- [AIM OF THE TASK]
What is needed is a copy of each line in the listing that contains "shared".

- [DATA FOR THE TASK]
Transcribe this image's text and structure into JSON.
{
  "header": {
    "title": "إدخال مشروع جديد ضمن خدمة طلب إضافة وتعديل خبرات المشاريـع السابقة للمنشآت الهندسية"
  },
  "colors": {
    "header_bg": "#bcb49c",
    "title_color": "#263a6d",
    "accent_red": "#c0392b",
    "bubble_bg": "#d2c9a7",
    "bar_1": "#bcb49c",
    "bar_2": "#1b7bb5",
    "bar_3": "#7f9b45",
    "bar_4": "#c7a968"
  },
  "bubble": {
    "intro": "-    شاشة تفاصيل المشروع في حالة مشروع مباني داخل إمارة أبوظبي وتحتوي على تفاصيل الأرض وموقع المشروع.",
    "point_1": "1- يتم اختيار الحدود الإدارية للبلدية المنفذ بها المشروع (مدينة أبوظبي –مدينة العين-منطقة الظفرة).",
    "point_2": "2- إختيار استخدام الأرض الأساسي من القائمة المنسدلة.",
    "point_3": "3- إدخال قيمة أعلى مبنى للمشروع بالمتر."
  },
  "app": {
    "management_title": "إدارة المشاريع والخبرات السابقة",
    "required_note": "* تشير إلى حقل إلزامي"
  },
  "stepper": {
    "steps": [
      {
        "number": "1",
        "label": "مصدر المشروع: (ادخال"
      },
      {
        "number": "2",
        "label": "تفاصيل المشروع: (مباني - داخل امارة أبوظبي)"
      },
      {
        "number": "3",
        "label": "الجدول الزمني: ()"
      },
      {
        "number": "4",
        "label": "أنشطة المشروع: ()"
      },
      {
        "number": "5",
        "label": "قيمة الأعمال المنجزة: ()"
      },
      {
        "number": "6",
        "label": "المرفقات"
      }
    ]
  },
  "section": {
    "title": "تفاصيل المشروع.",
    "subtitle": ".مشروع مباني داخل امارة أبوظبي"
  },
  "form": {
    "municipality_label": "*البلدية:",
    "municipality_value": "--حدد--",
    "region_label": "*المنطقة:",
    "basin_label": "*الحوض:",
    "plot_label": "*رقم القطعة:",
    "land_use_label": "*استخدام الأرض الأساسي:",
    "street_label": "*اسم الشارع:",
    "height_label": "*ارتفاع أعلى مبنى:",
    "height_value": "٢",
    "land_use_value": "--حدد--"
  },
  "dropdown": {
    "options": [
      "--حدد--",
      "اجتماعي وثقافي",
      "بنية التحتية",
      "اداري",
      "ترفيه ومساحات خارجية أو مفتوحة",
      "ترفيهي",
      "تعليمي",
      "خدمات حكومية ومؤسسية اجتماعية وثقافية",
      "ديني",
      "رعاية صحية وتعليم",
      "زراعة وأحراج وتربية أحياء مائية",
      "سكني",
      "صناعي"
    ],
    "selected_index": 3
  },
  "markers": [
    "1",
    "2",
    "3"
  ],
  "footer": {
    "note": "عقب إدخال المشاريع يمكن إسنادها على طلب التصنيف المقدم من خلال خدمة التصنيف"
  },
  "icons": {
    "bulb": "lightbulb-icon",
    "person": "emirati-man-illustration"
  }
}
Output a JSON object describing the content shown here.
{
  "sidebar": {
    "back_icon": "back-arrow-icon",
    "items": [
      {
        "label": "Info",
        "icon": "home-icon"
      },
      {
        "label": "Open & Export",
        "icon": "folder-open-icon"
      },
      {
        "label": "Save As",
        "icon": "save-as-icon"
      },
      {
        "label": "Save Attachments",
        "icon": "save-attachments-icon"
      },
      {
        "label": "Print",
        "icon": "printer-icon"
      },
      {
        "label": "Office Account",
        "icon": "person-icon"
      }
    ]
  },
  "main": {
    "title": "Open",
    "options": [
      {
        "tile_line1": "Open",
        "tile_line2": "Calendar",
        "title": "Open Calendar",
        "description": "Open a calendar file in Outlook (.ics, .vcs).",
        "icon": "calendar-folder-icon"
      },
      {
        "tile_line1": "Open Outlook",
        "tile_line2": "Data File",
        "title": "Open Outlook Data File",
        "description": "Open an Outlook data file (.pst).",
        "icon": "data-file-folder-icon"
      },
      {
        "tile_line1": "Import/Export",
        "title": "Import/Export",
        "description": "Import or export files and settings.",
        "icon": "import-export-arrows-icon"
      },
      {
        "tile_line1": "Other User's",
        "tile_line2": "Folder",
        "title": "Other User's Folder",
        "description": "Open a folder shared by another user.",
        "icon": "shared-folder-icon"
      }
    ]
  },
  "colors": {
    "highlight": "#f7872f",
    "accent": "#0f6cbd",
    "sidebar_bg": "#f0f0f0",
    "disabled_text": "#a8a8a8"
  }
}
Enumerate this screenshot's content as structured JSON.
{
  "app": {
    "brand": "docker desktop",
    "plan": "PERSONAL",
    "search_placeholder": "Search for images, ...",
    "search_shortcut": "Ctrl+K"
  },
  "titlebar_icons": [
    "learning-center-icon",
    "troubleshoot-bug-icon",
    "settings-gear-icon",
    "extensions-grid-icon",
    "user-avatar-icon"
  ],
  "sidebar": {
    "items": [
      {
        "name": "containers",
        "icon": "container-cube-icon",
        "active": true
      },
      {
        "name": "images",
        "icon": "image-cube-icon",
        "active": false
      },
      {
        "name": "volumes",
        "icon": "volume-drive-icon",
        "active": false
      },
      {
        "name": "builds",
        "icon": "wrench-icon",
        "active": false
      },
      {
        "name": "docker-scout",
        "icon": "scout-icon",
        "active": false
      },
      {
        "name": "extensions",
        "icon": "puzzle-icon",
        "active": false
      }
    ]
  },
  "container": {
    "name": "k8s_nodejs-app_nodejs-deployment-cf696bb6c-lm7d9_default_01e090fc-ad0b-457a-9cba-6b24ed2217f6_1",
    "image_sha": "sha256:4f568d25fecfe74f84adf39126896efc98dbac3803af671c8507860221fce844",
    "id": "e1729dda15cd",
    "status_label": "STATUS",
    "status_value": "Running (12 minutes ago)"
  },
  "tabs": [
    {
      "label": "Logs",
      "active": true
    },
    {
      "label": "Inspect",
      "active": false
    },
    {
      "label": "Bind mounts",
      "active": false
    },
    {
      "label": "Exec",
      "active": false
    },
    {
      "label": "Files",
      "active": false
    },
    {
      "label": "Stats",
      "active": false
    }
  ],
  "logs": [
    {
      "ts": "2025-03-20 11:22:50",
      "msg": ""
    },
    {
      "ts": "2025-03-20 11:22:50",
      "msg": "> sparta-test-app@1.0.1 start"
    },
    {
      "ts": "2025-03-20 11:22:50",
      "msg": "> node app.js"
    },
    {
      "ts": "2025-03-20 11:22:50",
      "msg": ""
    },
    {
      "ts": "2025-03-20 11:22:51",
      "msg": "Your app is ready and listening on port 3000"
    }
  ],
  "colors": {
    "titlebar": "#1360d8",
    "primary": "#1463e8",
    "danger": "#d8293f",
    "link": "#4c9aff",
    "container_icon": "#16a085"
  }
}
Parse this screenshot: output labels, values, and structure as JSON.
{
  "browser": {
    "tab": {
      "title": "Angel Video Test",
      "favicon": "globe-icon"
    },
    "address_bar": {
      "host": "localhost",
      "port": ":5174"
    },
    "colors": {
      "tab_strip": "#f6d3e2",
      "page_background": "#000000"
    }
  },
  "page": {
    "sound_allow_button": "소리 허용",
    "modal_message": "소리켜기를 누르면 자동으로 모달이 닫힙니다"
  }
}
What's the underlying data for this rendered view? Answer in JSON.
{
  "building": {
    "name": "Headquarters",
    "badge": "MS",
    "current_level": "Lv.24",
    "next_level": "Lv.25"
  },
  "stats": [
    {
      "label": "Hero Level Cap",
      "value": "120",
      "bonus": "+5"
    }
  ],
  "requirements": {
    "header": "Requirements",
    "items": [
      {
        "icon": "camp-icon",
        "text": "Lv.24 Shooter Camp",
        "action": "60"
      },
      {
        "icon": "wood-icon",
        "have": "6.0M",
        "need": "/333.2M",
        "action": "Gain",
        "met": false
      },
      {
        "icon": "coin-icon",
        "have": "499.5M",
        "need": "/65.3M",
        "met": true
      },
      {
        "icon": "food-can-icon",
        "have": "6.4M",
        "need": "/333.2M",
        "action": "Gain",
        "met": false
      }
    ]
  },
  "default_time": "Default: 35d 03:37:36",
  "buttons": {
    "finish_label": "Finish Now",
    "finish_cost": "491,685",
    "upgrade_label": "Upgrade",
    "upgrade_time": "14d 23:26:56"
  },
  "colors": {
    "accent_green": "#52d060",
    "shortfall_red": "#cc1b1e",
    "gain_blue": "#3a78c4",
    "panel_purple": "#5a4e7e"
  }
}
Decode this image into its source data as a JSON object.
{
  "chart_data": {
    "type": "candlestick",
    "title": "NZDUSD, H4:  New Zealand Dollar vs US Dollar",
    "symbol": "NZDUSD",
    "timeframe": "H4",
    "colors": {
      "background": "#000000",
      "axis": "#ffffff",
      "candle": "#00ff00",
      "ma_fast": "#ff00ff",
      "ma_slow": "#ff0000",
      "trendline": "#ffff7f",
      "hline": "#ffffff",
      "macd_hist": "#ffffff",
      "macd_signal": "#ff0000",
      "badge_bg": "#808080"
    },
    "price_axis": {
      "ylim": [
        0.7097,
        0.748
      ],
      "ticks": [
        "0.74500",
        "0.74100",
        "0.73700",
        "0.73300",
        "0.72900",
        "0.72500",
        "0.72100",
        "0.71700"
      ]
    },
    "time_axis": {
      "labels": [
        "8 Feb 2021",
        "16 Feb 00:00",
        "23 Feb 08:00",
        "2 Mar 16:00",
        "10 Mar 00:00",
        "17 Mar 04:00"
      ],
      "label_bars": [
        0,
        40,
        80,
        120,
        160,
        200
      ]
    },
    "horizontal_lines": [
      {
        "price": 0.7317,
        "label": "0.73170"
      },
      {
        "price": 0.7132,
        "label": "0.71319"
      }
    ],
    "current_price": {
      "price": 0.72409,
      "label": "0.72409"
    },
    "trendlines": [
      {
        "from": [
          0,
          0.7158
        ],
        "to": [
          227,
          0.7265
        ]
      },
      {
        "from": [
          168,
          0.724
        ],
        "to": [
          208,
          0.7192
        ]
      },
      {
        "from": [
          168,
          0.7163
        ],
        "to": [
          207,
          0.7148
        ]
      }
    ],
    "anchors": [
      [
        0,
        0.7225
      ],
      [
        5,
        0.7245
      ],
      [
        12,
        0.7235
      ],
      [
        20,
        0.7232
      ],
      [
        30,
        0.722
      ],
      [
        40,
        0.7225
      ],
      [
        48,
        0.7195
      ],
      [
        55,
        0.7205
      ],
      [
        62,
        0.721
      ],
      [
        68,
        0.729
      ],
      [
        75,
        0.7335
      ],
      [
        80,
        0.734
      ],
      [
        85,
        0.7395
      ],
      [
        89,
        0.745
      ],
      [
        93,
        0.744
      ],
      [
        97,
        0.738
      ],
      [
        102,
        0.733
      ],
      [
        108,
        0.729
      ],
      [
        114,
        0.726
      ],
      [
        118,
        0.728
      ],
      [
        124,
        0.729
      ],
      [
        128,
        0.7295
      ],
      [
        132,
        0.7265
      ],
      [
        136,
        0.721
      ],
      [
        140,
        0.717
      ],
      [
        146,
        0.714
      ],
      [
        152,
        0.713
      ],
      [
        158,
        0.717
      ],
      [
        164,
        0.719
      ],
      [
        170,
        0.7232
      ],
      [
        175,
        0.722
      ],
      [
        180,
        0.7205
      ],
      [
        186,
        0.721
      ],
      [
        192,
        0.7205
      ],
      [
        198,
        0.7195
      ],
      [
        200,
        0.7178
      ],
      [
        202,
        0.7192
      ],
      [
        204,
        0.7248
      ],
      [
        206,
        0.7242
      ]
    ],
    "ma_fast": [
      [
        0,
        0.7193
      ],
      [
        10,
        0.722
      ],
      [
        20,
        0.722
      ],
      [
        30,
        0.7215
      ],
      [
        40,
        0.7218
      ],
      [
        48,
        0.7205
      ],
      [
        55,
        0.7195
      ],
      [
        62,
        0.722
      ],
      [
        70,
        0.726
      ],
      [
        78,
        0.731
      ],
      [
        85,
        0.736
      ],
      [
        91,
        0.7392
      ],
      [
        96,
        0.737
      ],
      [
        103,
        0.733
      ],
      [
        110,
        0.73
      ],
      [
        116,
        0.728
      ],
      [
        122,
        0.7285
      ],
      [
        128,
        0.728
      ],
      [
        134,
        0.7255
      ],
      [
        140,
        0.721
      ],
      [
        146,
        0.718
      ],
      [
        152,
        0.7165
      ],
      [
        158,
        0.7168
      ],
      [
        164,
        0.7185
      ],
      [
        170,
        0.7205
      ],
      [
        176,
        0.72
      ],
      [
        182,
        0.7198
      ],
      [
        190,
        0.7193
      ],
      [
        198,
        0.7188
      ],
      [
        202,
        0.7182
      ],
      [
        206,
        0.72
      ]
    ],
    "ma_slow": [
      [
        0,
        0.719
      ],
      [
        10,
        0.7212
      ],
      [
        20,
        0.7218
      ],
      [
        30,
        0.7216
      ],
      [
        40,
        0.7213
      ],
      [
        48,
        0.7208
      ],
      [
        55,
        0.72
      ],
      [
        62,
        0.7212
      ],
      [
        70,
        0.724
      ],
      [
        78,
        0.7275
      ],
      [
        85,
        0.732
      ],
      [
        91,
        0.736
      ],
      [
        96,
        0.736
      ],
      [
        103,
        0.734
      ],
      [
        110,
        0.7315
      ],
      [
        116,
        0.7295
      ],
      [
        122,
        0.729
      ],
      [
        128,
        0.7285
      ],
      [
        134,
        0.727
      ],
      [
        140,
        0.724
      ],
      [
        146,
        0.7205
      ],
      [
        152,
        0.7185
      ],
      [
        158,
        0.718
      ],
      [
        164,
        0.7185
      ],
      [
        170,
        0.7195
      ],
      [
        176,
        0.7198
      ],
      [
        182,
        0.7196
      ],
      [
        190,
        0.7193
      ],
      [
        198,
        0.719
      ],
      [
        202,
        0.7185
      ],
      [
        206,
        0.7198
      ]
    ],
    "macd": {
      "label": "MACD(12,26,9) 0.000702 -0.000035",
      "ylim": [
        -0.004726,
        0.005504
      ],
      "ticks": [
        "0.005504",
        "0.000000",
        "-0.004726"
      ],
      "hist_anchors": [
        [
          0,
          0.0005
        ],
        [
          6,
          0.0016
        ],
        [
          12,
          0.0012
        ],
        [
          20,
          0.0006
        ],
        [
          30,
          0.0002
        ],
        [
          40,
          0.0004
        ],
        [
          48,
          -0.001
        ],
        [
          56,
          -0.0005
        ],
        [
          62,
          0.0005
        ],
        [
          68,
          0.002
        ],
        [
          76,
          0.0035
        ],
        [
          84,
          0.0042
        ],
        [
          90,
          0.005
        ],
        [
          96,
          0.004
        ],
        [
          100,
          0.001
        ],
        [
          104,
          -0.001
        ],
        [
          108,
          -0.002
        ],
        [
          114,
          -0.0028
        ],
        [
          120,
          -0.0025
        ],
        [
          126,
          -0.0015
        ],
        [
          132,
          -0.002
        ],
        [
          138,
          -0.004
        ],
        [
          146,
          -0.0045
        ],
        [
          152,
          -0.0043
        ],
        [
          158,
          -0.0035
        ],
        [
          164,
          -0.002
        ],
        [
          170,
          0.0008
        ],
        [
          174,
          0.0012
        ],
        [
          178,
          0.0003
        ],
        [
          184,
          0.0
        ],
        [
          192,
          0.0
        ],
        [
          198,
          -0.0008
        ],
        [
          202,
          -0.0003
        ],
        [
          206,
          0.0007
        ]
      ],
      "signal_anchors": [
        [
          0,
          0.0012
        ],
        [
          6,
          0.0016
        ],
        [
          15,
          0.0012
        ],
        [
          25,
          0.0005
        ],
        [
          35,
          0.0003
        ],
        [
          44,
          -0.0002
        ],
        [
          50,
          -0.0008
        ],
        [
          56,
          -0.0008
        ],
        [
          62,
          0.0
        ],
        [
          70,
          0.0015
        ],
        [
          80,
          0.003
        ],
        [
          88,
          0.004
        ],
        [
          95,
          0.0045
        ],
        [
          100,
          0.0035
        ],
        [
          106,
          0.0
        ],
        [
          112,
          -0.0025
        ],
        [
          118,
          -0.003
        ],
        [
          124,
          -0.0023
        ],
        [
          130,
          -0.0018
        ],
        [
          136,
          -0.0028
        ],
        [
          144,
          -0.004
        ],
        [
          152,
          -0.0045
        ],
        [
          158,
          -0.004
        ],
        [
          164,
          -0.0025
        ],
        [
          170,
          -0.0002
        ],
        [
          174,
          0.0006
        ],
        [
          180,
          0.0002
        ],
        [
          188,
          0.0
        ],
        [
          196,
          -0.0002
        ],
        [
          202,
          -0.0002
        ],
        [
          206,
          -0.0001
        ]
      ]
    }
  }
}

- [ANSWER]
        "description": "Open a folder shared by another user.",
        "icon": "shared-folder-icon"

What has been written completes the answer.